What can you tell me about croup?

Q1: My two-year-old has a very harsh cough. What can you tell me about croup?

Croup is a very common infection in young children under four. It generally refers to a harsh, barky, high-pitched cough that some parents describe as a “seal bark.” It is usually caused by a viral infection that produces some swelling and infl ammation of the upper part of the windpipe (trachea) and voice box (larynx). Because of this swelling, a child may also tend to have a hoarse voice. If the swelling becomes more severe, breathing will be noisier, and they will make noise every time they take a breath.Treatment for croup depends on how signifi cant the degree of the symptoms. A harsh cough can be treated with a little extra humidity. If the breathing becomes noisier, then a warm steamy bathroom or even bringing them out into the cooler outside air should help. Finally, if your child appears to be struggling every time he or she takes a breath, then they will likely need to be seen right away, even to the point of needing to go to the emer-gency room.If they become bad enough to be seen in an emergency department, they may be given a mist treatment containing adrenaline (epinephrine) to breathe in.  Occasionally a child will get a short course of steroids to help reduce the swelling and infl ammation of the trachea. It is import to remember, there is no "cure" for croup.


Q2: My six-week-old newborn is starting to cry more and more each day, usually in the early evening.

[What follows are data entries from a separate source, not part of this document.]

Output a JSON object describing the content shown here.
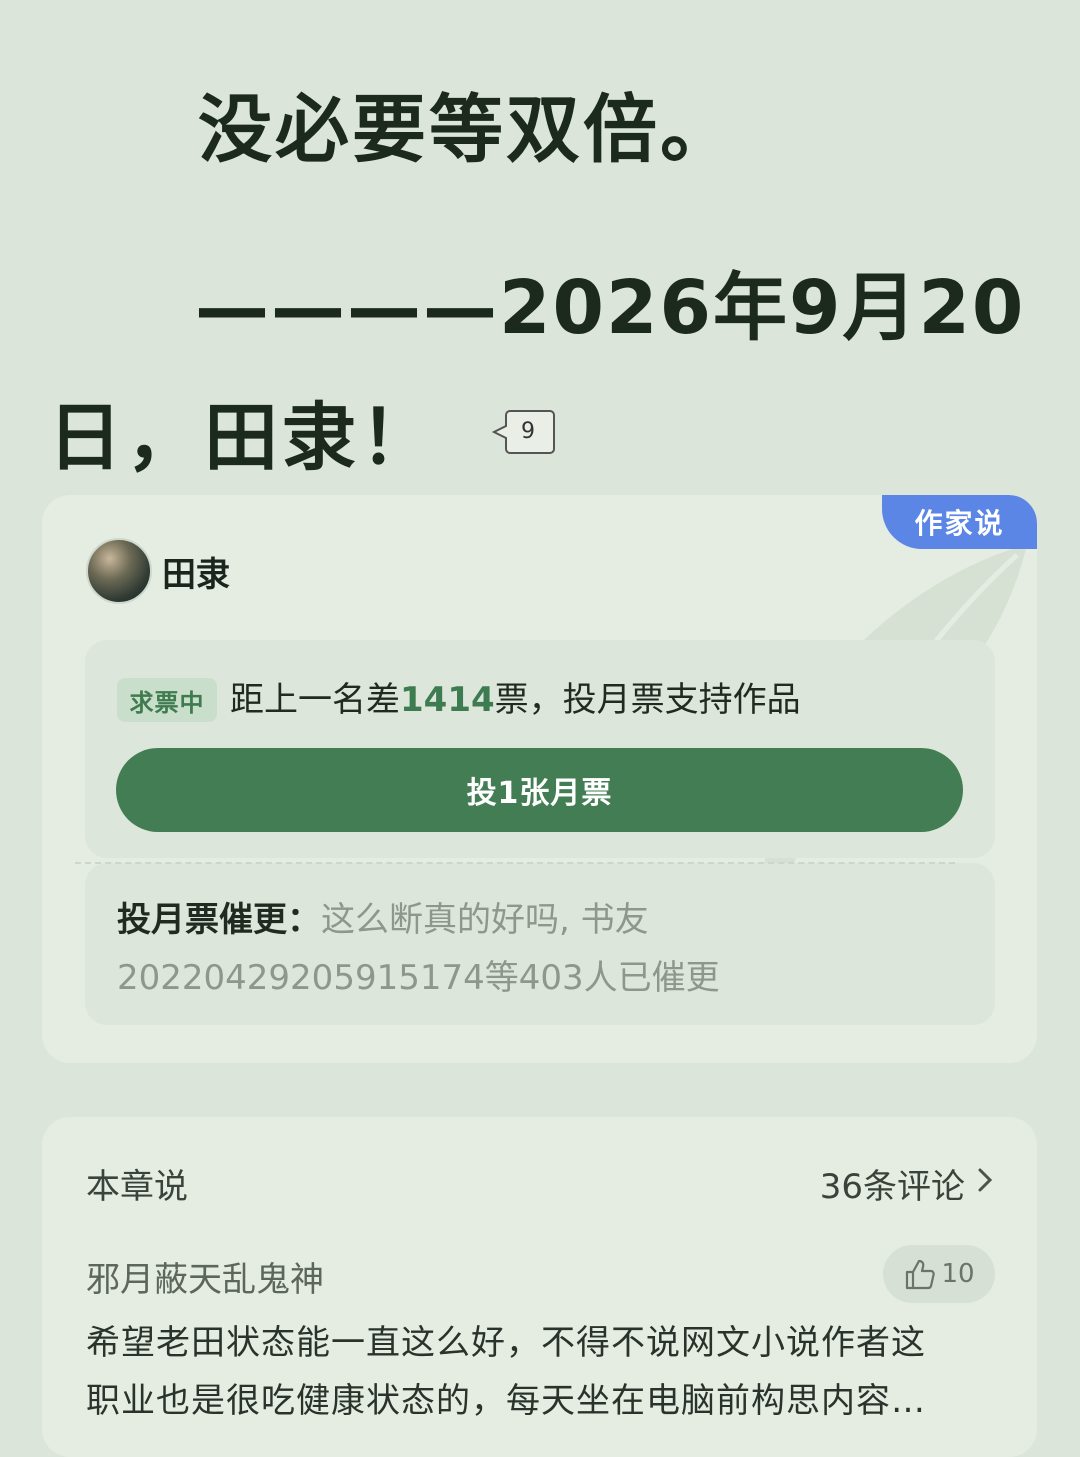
{
  "chapter": {
    "line1": "没必要等双倍。",
    "line2": "————2026年9月20",
    "line3": "日，田隶！",
    "paragraph_comment_count": "9"
  },
  "author_card": {
    "tag": "作家说",
    "author_name": "田隶",
    "status_badge": "求票中",
    "vote_prefix": "距上一名差",
    "vote_gap": "1414",
    "vote_suffix": "票，投月票支持作品",
    "vote_button": "投1张月票",
    "urge_label": "投月票催更：",
    "urge_text": "这么断真的好吗, 书友20220429205915174等403人已催更"
  },
  "chapter_comments": {
    "title": "本章说",
    "count_label": "36条评论",
    "comment": {
      "user": "邪月蔽天乱鬼神",
      "likes": "10",
      "line1": "希望老田状态能一直这么好，不得不说网文小说作者这",
      "line2": "职业也是很吃健康状态的，每天坐在电脑前构思内容…"
    }
  },
  "colors": {
    "background": "#dbe5d9",
    "accent_green": "#427d54",
    "author_tag_blue": "#5b86e6"
  }
}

Is this colic and what can I do to help my baby?

Crying is a very normal behavior of newborns during the fi rst two to three months. Your baby is making a huge transition from birth to becoming a smiling, verbal, and interactive three-month-old. They are getting used to all of the external stimulation as well as their own body’s internal workings.Normal babies can cry up to three hours per day by three months of age. If they cry much more than three hours per day, then they are generally considered “colicky.” There may not be a lot that you can do to reduce the amount of crying. Some soothing techniques that are worth a try include trying to feed them, even if they ate just an hour ago. They may need a little more stimulation and that is where walking with them, while gently patting his or her back is very helpful. If that has not worked after 10 to 15 minutes, then you need to try something else. Sometimes an infant just needs to be in a quiet room and allowed to try to go to sleep—but that may take 10 minutes of undis-turbed fussing. Ten minutes at this point will seem more like two hours, so check your clock as you start.Finally, some babies do have more signifi cant medical issues going on. If your baby is crying around the clock, is crying more than three hours per day, has signifi cant spitting up or any sort of stomach distension, is breathing in a “funny” manner, looks pale or seems cool to your touch, please contact your own clinician.


Q3: It can get really cold in January and February in Minnesota. What do I need to do to protect my kids?

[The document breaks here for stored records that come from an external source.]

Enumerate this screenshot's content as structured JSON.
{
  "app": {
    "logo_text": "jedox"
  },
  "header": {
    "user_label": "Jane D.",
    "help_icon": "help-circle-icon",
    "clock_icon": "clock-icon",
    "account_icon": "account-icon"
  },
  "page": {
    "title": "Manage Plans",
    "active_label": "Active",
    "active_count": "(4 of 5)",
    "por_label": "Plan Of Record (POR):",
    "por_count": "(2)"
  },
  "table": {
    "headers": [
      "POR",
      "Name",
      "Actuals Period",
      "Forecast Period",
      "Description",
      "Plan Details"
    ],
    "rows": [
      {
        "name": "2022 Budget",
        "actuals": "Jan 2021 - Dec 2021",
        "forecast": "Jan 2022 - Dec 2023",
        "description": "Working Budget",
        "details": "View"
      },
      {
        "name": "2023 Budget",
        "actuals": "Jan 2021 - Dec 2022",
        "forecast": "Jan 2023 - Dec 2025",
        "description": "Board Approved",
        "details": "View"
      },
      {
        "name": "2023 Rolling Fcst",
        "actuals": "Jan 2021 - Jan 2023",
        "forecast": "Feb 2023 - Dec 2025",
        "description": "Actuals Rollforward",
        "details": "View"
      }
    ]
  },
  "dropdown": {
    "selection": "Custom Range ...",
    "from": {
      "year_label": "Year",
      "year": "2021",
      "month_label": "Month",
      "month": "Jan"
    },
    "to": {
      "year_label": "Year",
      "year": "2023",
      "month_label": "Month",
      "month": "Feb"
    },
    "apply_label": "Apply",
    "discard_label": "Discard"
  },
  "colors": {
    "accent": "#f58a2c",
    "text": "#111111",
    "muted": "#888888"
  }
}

There are two main injuries related to the cold. The more common and usually less serious one is frostbite. This is where some portion of the body becomes so cold that the tissue will actually freeze. Most often this tissue will eventually recover, but it will be a very painful experience for your child as the tissue rewarms—much like how a burn will hurt. If it is severe enough, blisters can form on the frozen tissue. Fingers, toes, ears, and exposed skin on the face tend to be affected most from frostbite episodes. Prevention is the best treatment, so children should wear hats, good gloves/mittens, and dry boots. Staying indoors when the windchill factor is below zero is also important. –If your child does develop frostbite, gently warming the area with warm water, not rubbing the affected area, and protecting from further frostbite is important. It is likely that area will be much more sensitive to the cold for quite a while after recovery.Hypothermia is a more serious cold-related condition, and happens when the entire body becomes chilled and the person can no longer keep up with heat loss. The core body temperature begins to fall below 95 degrees—much lower than the normal 99 degrees—and the body’s normal metabolic functions begin to malfunction. Very cold temperature, damp clothing, or exposure to open water in subfreezing conditions are risk factors for hypothermia. It is critical that if you feel your child (or anyone) is experiencing this, you seek immediate medical attention.


This column is intended to provide general information only and not medical advice. Contact your health care provider with questions about your child. Dr. Peter Dehnel is a board-certified pediatrician and medical director with Blue Cross Blue Shield of Minnesota. Send questions to drdehnel@mnparent.com.